Giving Levodopa/Carbidopa before meals: Giving levodopa/carbidopa before meals may give you somewhat higher blood levels than giving levodopa after meals.
Modify the drug interval: Patients with PD frequently claim that the duration of the drug interval varies a lot. Instruct the patient to take the levodopa at the beginning of the worsening of symptoms to reduce the off time. Most of the patients aware of the effect of levodopa/carbidopa is disappearing. It takes for approximately 30 minutes for levodopa/carbidopa to become effective.
Giving liquid levodopa/carbidopa. When the beneficial effect of levodopa to appear takes more than one hour, try to give the patient water soluble levodopa. Carbidopa/levodopa is easy to water soluble50. A levodopa/carbidopa tablet may stick to the esophageal or stomach wall. By the liquid levodopa, this can be avoided. Liquid preparation of levodopa is made to put a levodopa/carbidopa tablet into 50cc of water51. It is better to keep it in a refrigerator.

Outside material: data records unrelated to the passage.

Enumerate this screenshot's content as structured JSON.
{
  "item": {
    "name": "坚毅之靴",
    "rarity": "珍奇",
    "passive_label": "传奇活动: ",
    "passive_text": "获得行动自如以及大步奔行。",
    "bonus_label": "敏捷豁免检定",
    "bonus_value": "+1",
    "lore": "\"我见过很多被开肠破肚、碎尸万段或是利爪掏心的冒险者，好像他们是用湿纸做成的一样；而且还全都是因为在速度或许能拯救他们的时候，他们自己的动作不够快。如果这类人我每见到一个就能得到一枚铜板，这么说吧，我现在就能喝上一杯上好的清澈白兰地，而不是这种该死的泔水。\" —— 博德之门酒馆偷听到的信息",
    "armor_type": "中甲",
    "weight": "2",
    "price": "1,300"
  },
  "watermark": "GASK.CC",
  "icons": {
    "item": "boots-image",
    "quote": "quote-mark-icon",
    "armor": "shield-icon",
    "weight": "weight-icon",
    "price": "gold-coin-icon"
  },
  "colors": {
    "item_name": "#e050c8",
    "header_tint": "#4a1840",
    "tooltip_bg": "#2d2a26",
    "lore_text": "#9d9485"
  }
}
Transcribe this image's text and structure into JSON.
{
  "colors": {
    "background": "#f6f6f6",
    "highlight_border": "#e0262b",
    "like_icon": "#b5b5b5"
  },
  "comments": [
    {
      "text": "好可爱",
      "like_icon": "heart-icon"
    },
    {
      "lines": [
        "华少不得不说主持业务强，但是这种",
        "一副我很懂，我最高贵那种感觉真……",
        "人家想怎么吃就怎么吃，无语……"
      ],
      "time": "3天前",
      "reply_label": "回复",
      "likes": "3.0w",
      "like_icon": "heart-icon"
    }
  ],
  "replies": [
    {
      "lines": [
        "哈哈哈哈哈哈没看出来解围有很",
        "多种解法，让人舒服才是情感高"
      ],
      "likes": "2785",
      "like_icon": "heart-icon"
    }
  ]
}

Modify each dose: Usually, patients become worse towards late afternoon. If an usual day dose is 100 mg every 3 hours, try to give 150 mg at 3 o’clock or so.
In case of early morning akinesia: Give levodopa while in a bed, then move one’s arms and legs in the bed for 15 to 20 minutes.
In case of dyskinesia: Try to discontinue selegiline or rasagiline if the drug is used. These drugs may worsen dyskinesia. Try to reduce or discontinue a dopamine agonist. These drugs may worsen dyskinesia when dopamine agonists are used together with levodopa. Try to discontinue istradefylline, which may aggravate dyskinesia. Try to decrease or discontinue COMT inhibitors. The incidence of dyskinesia is higher in those who were treated levodopa/carbidopa + entacapone that levodopa/carbidopa + placebo46. If all procedures fail to control dyskinesia, reduce the individual dose of levodopa and increase the number of dosages in a day.
In case of hallucination: Decrease individual dose of levodopa/carbidopa and increase the number of dosages in a day. Decrease or stop medication other than levodopa/carbidopa. One may add quetiapine 25 to 150 mg two or three times daily, donepezil 5 -10 mg a day, or both.
In case of freezing: Freeing tends to occur during the off period. Try to keep on as possible. Freezing tends to occur on the corner of the home and changing the position in the bathroom. Instruct the patients to walk on the heels with arms swing lightly, and to raise their heads. Freezing may also occur when she or he is engaged in drying the washing in the sun or to carrying a tray to bring food. In such occasions, nerve impulses going to the lower extremities become weak. Then, freezing or fall sets in. Patients with PD should be instructed that no drug will help freezing and freezing should be avoided by their own mind.
With the meticulous management of levodopa, majority of the patients with PD are managed medically for a long period. Newer treatments such as the gene therapy, DBS, MRI-guided focused ultrasound, and IPX066 are at times good for PD patients. But usually, they do not want surgery or any devices to be put on their bodies.